Adding to the confusion was the Pakistani government’s delay in issuing an official statement, following a meeting of top civilian and military leaders including President Asif Ali Zardari, Prime Minister Yusuf Raza Gilani, and Army Chief General Ashfaq Parvez Kayani.
Instead, several hours after governments around the world had offered their reactions, Pakistani authorities opted to issue an official statement, which appeared to distance themselves from involvement.
Calling it “a major setback to terrorist organizations around the world,” the statement emphasized that the military operation was “conducted by the US forces in accordance with declared US policy that Osama bin Ladin will be eliminated in a direct action by the US forces, wherever found in the world.”
The statement’s emphasis on US action – not Pakistani – could be an attempt to guard against potential blowback from terrorist organizations bent on revenge, according to Rifaat Hussain, a security analyst at the Quaid-i-Azam University in Islamabad.
It also would help direct the anger of ordinary Pakistanis toward America for violating the country’s sovereignty – and not toward their own government for allowing such an operation.
Prime Minister Gilani, appearing on TV, said he did not know about the extent of Pakistani involvement. "I don't know the details, I don't know minute details, but in short we have intelligence cooperation."
By early evening, the Pakistani Taliban vowed to avenge bin Laden's death. "If he has been martyred, we will avenge his death and launch attacks
against American and Pakistani governments and their security forces," spokesman Ehsanullah Ehsan told news agencies by telephone, adding that "If he has become a martyr, it is a great victory for us because martyrdom is the aim of all of us."
Reaction within Pakistan
Reaction has thus far been fairly muted among Pakistan’s religious parties and militant groups, the segments of the population that most revered the Al Qaeda leader.
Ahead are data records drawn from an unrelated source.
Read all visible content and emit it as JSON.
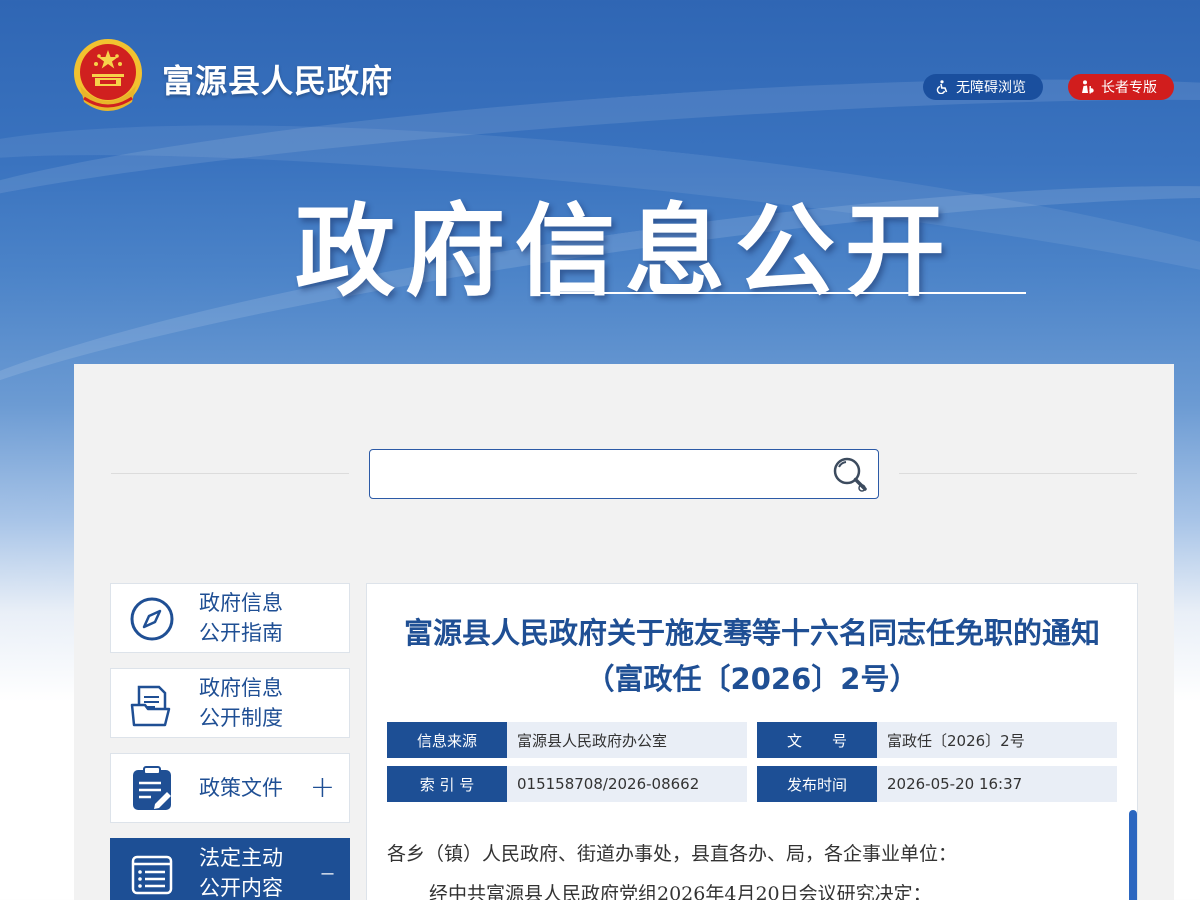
{
  "header": {
    "site_name": "富源县人民政府",
    "accessible_label": "无障碍浏览",
    "elder_label": "长者专版",
    "banner_title": "政府信息公开"
  },
  "search": {
    "placeholder": "",
    "value": ""
  },
  "sidebar": {
    "items": [
      {
        "label": "政府信息\n公开指南",
        "icon": "compass-icon",
        "toggle": ""
      },
      {
        "label": "政府信息\n公开制度",
        "icon": "document-stack-icon",
        "toggle": ""
      },
      {
        "label": "政策文件",
        "icon": "clipboard-edit-icon",
        "toggle": "+"
      },
      {
        "label": "法定主动\n公开内容",
        "icon": "list-icon",
        "toggle": "–"
      }
    ]
  },
  "article": {
    "title": "富源县人民政府关于施友骞等十六名同志任免职的通知（富政任〔2026〕2号）",
    "meta": {
      "source_key": "信息来源",
      "source_val": "富源县人民政府办公室",
      "docno_key": "文　　号",
      "docno_val": "富政任〔2026〕2号",
      "index_key": "索 引 号",
      "index_val": "015158708/2026-08662",
      "time_key": "发布时间",
      "time_val": "2026-05-20 16:37"
    },
    "body": [
      "各乡（镇）人民政府、街道办事处，县直各办、局，各企事业单位：",
      "经中共富源县人民政府党组2026年4月20日会议研究决定："
    ]
  },
  "colors": {
    "brand_blue": "#1d4f95",
    "accent_red": "#d11d1d",
    "title_blue": "#1f4f94"
  }
}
That could change if those groups are able to portray the military operation as a violation of Pakistan’s sovereignty.
An opinion poll conducted by the International Republican Institute in 2009, found that only 9 percent of Pakistanis expressed that they "liked" bin Laden, while some 80 percent expressed dislike of him.
Liaqat Baloch, a senior leader with Pakistan’s Jamaat-Islami, Pakistan’s largest Islamist party, downplayed the killing.
“The Pakistani people don’t know much about Osama bin Laden and this won’t feel very important. Yes, he was anti-American, so the people will take some interest,” says Mr. Baloch. “If it took America 10 years and the deaths of so many to take their revenge then that is a shame upon them.”
“There will be some cranks and extremists, but by and large everyone is happy that this character is gone,” says Mr. Hilaly, the former diplomat. “One only hopes that the [US] will now be thinking along the lines 'mission accomplished' [in the region]…. as long as they are here, they destabilize Pakistan.”